At present, several citizen groups are pressing the government to measure the volatile organic compounds emitted from fabric softeners and air fresheners and conduct inhalation toxicity tests. In addition, they are asking for the banning of microcapsule use in fabric softeners and urging schools and public facilities to refrain from using fragrances. A few municipalities have even started making public awareness posters on “fragrance etiquette,” but these merely urge the general public to be aware of the issue, by no means venturing so far as to alert or regulate the manufacturers producing the problem products.

Public awareness posters on “fragrance etiquette” produced by the Sapporo municipal office (left) and Saitama Prefecture (right). As of June 2020, 51 local governments have created posters like these, and the number is growing.
Public awareness posters on “fragrance etiquette” produced by the Sapporo municipal office (left) and Saitama Prefecture (right). As of June 2020, 51 local governments have created posters like these, and the number is growing.

A Need for Prompt and Decisive Action
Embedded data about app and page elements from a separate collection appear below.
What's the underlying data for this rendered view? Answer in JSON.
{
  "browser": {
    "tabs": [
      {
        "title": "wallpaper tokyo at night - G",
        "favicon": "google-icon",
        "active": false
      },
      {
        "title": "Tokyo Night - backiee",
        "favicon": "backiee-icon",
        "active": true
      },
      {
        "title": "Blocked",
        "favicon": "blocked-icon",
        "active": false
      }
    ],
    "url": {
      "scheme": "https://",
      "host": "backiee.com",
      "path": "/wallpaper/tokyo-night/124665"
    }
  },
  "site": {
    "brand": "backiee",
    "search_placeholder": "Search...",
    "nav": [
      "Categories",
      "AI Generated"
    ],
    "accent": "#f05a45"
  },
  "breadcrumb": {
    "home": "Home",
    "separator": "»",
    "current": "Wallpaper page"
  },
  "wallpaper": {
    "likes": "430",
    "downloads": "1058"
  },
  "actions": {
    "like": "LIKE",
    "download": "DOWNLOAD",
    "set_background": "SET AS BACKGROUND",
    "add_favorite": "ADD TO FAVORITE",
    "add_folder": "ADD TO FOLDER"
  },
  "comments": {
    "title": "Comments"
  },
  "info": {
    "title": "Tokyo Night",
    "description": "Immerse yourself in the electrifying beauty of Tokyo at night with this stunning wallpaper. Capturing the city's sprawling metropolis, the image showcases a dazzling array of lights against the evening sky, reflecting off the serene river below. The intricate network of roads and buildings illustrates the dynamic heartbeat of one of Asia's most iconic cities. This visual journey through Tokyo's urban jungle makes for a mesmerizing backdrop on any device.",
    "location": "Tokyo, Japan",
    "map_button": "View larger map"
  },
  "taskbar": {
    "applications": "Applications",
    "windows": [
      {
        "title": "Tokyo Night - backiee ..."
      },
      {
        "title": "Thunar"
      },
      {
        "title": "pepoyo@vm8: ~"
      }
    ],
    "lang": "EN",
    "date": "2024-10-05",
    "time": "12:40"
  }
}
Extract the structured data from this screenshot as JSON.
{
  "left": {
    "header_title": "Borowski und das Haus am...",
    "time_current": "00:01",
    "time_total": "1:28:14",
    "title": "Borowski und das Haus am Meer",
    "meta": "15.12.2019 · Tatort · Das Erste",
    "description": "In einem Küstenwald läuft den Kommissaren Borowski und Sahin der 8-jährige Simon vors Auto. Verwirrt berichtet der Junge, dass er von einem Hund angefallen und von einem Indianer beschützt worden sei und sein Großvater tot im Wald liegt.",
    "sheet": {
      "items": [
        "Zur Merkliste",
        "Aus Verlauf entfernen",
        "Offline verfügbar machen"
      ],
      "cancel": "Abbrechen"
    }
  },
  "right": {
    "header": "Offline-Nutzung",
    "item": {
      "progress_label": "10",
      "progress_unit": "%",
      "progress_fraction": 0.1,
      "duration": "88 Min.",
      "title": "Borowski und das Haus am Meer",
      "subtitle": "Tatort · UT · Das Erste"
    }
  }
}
Diverse products are contributing to scent pollution, but fabric softeners are the most toxic because they contain so many artificial substances, including the scent and deodorant substances contained in microcapsules and the surfactant detergents used to soften fabrics in the wash.

Most recently, picture books for children have appeared containing capsules that emit a fragrance when touched. But the burst micro- and nanosized capsules can be inhaled; once they enter the lungs, they slip through the spaces between our body’s cells to flow into the bloodstream. There is a critical need for medical research to elucidate this phenomenon and assess its dangers.

In the process of Japan’s remarkable economic development after World War II, the country has experienced several pollution disasters, among the most famous the organic mercury pollution leading to Minamata disease and the food pollution caused by PCB, or polychlorinated biphenyl, and dioxin that triggered what came to be known as Kanemi oil poisoning. It took a long time for the connection to be acknowledged between these cases of pollution and the hazard to human health, and to this day many victims have yet to be given satisfactory relief.

We must not repeat the mistakes of the twentieth century by dismissing the dangers of scent pollution simply because the causes have yet to be verified. Prompt action is required before the pollution spreads. The sense of smell is critical in detecting danger. While their numbers may still be small, the people who are complaining of the detrimental effects that scent pollution is having on their health are giving us warning of a real threat to our very existence.

(Originally published in Japanese. Banner illustration: How toxic emissions from fabric softeners permeate the air when washing and hanging out laundry. Drawing by Yasutomi Saori.)

Health Risks environmental pollution chemical reaction Perfume scent